Why would someone already deeply in debt, unable to pay their mortgage, fork over hundreds or thousands of dollars to someone to do what they could do themselves?  Two reasons.  First, many lenders or mortgage servicers are so swamped with delinquent mortgages that they do not have sufficient personnel to talk to every borrower who needs help.  Borrowers cannot get in touch with anyone who has authority to work out a new payment plan, so they think that someone with a fancy sounding title, like forensic mortgage loan auditor, might have better luck.  Second, borrowers may lack confidence in their own negotiation skills.  In either case, the person to see for help is a lawyer.  Most lawyers will charge less than the scam artists and will not waste time searching for unnecessary negotiating leverage.  Borrowers already have all the leverage they need.  Banks do not really want to own all of the homes securing their mortgage loans.  If the borrower’s lawyer cannot get a response from the lender, he will certainly be able to get a response from the lender’s attorney when a foreclosure action is filed. 

As they said in the movie Cool Hand Luke, “what we’ve got here is failure to communicate.”  The solution to a lack of communication, or inability to communicate, is to start talking.  If mediation is available or required, the borrower should definitely take advantage of it, using the mediator to help negotiate with the lender.  Ignoring the problem or hoping someone will find a silver bullet to make it go away is rarely the answer.  In the current economy, mortgage default and foreclosure are legal problems that no one should be embarrased to talk about. 


Kudos for Foreclosure Mediation Project

Good PR for the Milwaukee Foreclosure Mediation Program in today’s Milwaukee Journal-Sentinel. And it looks like they need it. According to the article, 5800 foreclosure actions are pending in the City of Milwaukee, but only 326 people applied for mediation as of the end of November. Maybe the word will finally get around now.


Mediating foreclosures -- a Tale of Two States
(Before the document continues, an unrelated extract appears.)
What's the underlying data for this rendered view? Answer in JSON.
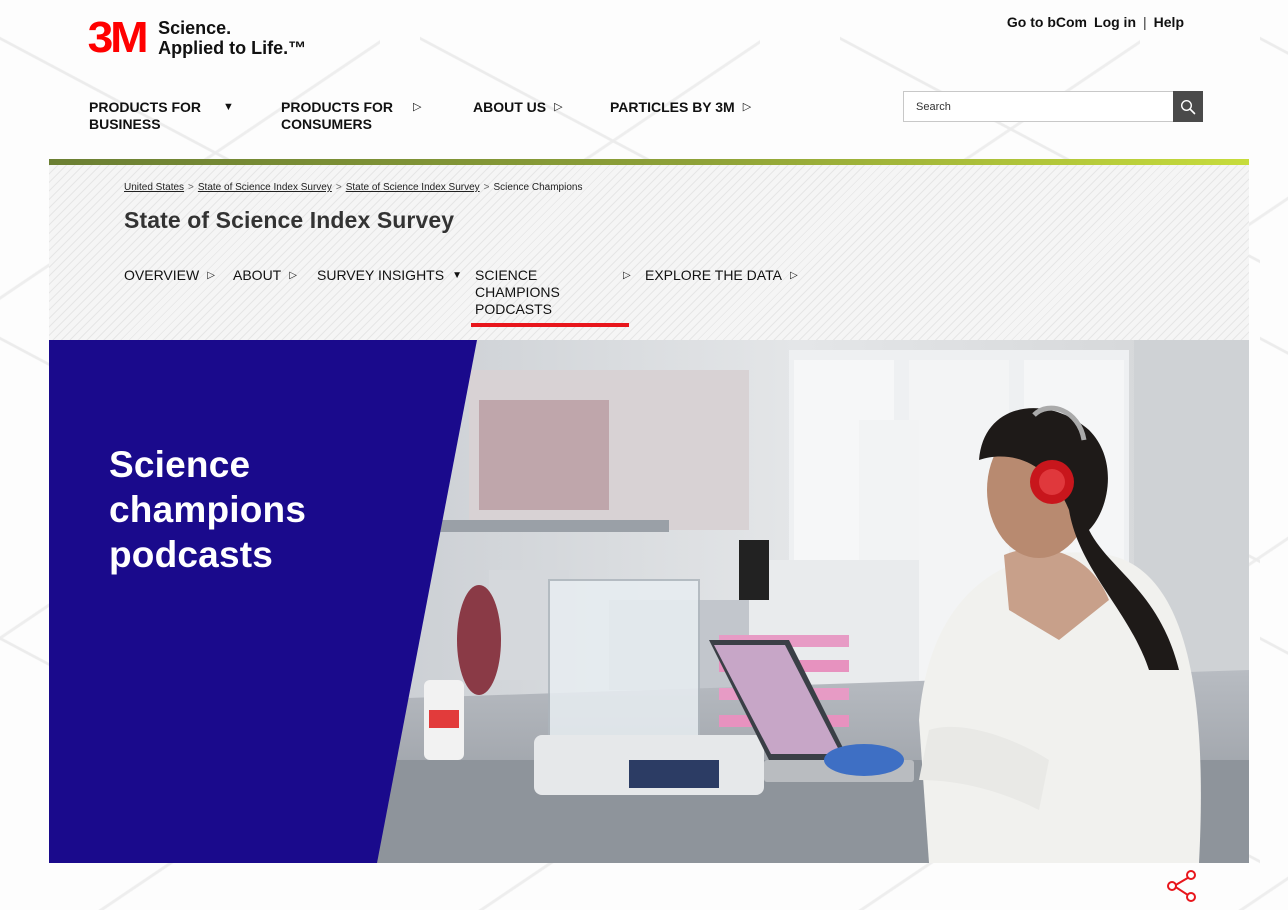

The current recession has affected the various states in different ways, but almost all states are reeling from an increase of foreclosure lawsuits.  In Florida, one of the most populous states where the real estate bubble hit spectacular highs and now is hitting incredible lows, a state Supreme Court task force has recommended that courts mandate mediation in any residential mortgage foreclosure action where the homeowner is still in the home and wants to stay there.  Some counties and judicial circuits in the state are already doing just that.  If the homeowner enters any kind of answer or appearance in the lawsuit, judges in those circuits are requiring mediation before scheduling a hearing in the case.  Some of those circuits are requiring the mortgage lender to pay all of the mediation fees. 

Meanwhile, in Wisconsin, a medium size state where the real estate bubble was never quite so large, a bill has been proposed that would require mediation in all foreclosure cases where the homeowner wants to stay in the home.  In the meantime, Marquette Law School is providing free mediation services for homeowners who want to save their homes from foreclosure in Milwaukee County. 

A recurring complaint by homeowners facing foreclosure is that they have tried to renegotiate their mortgage but have been unable to contact anyone to talk to at the bank.  A foreclosure lawsuit is the lender’s way of getting the delinquent mortgagor’s attention, as well as the first step toward an eviction.  The states and courts now seem to be giving the mortgagor the means to get the lender’s attention, and to start the ball rolling toward renegotiation of the mortgage.  No matter how large the state or how severe the backlog of foreclosure cases, mediation is rapidly becoming the tool of choice for states and courts.  Paying for the mediators’ time is a continuing problem, but the cost of foreclosure to homeowners, lenders and the states is undoubtedly greater than mediation fees.  If  homeowners can stay in their homes, they save the stigma of a foreclosure, the lender saves the expense and loss of a forced sale, the state keeps a paying property taxpayer in the home so there is less likelihood of vandalism, and the courts reduce their foreclosure case backlog.  Given those benefits, coming up with the cost of mediation should not be too difficult.